In theory, the presence of Andy Carroll in the England squad has a logic to it. The argument in late April/ early May will go something like this.
'Carroll's been in good form in the second half of the season. His 13 goals were pivotal in keeping West Ham up. On his day he is unplayable, look at what he did against (insert a team who Carroll played fantastically against). You wouldn't necessarily start with him but he offers a different dimension. He gives the team a 'plan B' for the last twenty minutes or so when you need to mix things up.'
Despite the rampant use of footballing cliches there is something to this - on paper. Unfortunately the history of watching England in the modern era shows that the gap between theory and reality is like that between a vicious hungry lion and a squashed tangerine.
The moment Andy Carroll, or any tall centre forward, comes onto the pitch all other English players will cease to attempt to pass the ball or get the ball wide. Instead the centre backs will launch a series of long diagonal balls up field aimed at Carroll. The opposing centre backs will quickly cotton on to this tactic and ensure they win every second ball.

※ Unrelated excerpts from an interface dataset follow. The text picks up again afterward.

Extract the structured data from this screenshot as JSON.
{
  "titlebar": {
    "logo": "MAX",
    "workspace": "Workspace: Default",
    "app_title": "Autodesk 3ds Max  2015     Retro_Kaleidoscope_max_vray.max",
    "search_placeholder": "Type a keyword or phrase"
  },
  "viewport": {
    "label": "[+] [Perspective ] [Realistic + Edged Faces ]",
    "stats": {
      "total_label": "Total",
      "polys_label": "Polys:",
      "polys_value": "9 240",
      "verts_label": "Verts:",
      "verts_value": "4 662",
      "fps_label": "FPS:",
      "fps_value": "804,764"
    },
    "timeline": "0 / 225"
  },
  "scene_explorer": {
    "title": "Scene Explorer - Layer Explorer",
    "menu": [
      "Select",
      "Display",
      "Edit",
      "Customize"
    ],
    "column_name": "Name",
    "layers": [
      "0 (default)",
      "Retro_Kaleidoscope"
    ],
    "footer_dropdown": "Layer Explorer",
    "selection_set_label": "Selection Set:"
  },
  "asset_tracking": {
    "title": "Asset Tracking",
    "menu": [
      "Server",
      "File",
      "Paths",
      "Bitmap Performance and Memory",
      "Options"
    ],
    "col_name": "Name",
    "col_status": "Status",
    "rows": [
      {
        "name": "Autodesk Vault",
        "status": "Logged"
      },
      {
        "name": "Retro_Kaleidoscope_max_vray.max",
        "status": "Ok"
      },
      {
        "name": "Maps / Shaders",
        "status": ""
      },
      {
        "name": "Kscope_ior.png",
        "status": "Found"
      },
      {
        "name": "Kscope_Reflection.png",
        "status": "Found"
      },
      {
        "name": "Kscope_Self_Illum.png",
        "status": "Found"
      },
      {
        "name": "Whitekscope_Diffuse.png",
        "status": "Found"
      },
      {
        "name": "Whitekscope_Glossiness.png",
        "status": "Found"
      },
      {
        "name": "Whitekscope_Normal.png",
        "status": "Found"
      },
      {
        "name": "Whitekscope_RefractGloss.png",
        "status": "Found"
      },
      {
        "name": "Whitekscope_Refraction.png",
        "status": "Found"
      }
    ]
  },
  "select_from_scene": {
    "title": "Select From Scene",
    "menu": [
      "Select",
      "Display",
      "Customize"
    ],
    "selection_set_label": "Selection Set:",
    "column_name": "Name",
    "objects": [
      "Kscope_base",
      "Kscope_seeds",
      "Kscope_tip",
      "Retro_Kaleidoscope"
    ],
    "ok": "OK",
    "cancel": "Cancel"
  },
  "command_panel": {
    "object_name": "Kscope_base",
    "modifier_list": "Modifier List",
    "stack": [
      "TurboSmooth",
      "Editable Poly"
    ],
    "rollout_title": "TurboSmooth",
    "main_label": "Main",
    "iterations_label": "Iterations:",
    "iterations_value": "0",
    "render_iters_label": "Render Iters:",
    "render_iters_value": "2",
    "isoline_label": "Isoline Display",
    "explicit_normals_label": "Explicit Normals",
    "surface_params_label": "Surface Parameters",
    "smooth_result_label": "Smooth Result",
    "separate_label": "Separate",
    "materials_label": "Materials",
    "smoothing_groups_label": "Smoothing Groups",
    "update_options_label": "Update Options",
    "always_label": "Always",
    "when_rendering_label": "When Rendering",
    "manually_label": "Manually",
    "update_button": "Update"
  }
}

Consequently, all the introduction of Carroll will do is offer England a quick and ugly way to lose possession. Even worse as England come under pressure for giving the ball away the long balls up to Carroll will increase in both frequency and inaccuracy. This will naturally increase the pressure even more. Until the inevitable happens and England concede. Bonus points are available for a frustrated Wayne Rooney getting himself sent off.